Splitting up the diffuse pass (or beauty pass I should probably be calling it) and the shadow pass was slightly frustrating at first because I hadn't got to grips with the render layers yet. To do it I basically selected everything in the scene except for the mountains, props and trees and created a new layer and called that ground_diffuse. I duplicated this and renamed it Ground_shadows. To remove the shadows being casted onto the objects in the diffuse pass I selected all the objects, headed over to the attribute spreadsheet, then render, then selected recieve/cast shows and set that to Off.

In the Shadows pass then I had to select all of the objects and assign a UseBackground shader to everything. I reduced the reflectivity to 0 and the reflection limit to 0.

Of course ... for most people this is probably a simple thing to do. For me ... Maya had other plans. I managed to hit a pretty big set back here. I came across this problem where Maya would simply remove all shading information on some of the props in the scene when ever it liked. It seemed as if it was only doing it when I applied the UseBackground shader to the props. This is very stressful when you have spread out hundreds of leaves with 5 different textures on them and it deletes there shading networks. I was forced to applying different textures to each individual leaf ... only for Maya to remove them once again. Anyway to cut a long story short I ended up deleting the history on the props which despite removing the shading again it seemed to have removed the weird bug I had going on.

If there is one thing you should learn from this .... it's to regularly DELETE HISTORY!!!

Industry Visit - Jon Rennie

So this week we were fortunate to have Jon Rennie talk to us about the industry and about his latest production, Ha Ha Hairies. Jon Rennie was previously the Head of Visual Effects at Dinamo Production and is now the owner and director of Red Wire Media.

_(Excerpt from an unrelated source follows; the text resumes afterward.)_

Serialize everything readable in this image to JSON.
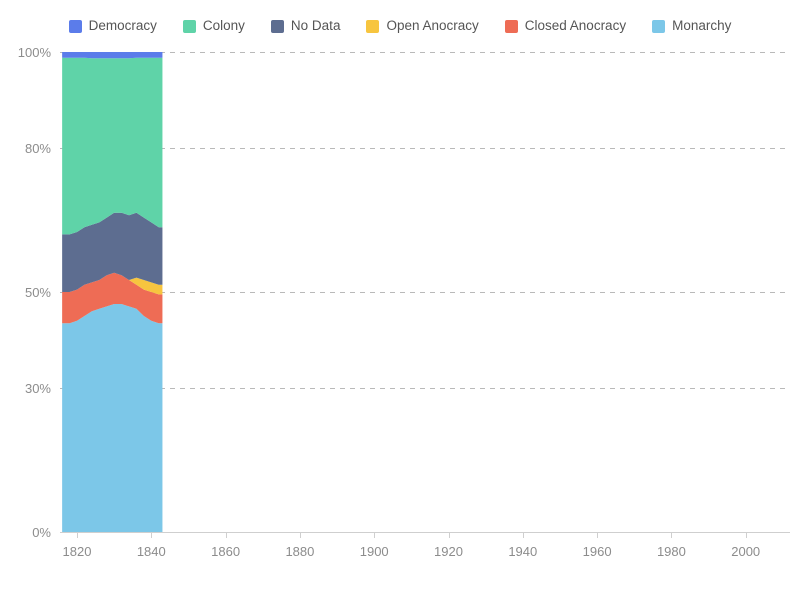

We got to hear from Jon what goes on behind the scenes at a VFX company like Red Wire. He told us how he created all the work Red Wire did for Ha Ha Hairies which relied heavily on the Shave and a Haircut and 3Delight software. I have done many tests using Maya Hair and Maya Fur but have never been fully satisfied with the results so I did wonder "how they hell do they do this in industry??" Obviously the use of external programmes are used more and more these days due to them being a lot more reliable and sometimes cheaper on render time. I heard Shave and a Haircut was a very easy plug-in to use and it works great with 3Delight which Jon believes is a much smoother, faster rendering plug-in comapared to Mental Ray which I am currently using. The reason I can't use Shave and a Haircut and 3Delight for my current project is because I will be rendering from the 32 node renderfarm in the University which won't support the external plug-ins. I will, however, give both of these a go over the summer and hopefully get some good results which could prep me for my MA.

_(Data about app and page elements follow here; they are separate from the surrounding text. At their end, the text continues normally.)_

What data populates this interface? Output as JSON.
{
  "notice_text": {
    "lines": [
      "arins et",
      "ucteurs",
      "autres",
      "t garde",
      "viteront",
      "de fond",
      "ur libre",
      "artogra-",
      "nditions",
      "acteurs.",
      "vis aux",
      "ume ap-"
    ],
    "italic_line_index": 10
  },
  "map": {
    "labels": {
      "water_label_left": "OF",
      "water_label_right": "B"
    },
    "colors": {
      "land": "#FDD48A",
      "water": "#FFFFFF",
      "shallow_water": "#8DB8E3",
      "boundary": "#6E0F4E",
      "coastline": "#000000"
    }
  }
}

Jon also spoke to us about employment in VFX companies and said that unless you aim to work in a big VFX  company then you don't want to be spending your time building the flashiest truck or a night in shining armour (or a 90 second cinematic on soldiers and barbarians =]) instead you shoud make sure you are at a good standard with the technical aspects such as lighting. Admitedly lighting isn't my strong point mainly because I simply havn't done enough of it. I have started getting into it on Night of Fire (mainly through MentalRay rendering settings and not physically setting up the lighting) but along with the other stuff, I will focus on lighting over the summer and get that nailed so I can put it into practice for my MA next year. Time to get reading ..... http://www.amazon.co.uk/Advanced-Maya-Texturing-Lighting-ebook/dp/B004S82OE0/ref=sr_1_1?ie=UTF8&qid=1336341950&sr=8-1

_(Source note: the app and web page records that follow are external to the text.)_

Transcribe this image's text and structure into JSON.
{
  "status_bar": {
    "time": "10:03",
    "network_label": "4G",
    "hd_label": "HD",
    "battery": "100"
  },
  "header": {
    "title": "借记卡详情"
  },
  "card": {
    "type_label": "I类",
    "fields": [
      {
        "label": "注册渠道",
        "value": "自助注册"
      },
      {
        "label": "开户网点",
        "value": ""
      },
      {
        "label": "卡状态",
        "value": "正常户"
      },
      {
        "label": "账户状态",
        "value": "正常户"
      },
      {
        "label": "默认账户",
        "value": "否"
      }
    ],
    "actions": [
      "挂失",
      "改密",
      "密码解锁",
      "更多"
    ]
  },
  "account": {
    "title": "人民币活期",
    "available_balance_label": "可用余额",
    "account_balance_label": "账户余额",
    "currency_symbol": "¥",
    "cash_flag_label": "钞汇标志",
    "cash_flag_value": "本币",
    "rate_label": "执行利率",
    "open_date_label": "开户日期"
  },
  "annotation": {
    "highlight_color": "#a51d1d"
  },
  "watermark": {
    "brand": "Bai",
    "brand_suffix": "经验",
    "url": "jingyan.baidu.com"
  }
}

Finally Jon sat down with myself, Matt and Sam to discuss the Night of Fire project and give us some advice to help us along. Hopefully we can impress him at the Glammies this year!

Links ...

http://www.joealter.com/ (Shave and a Haircut)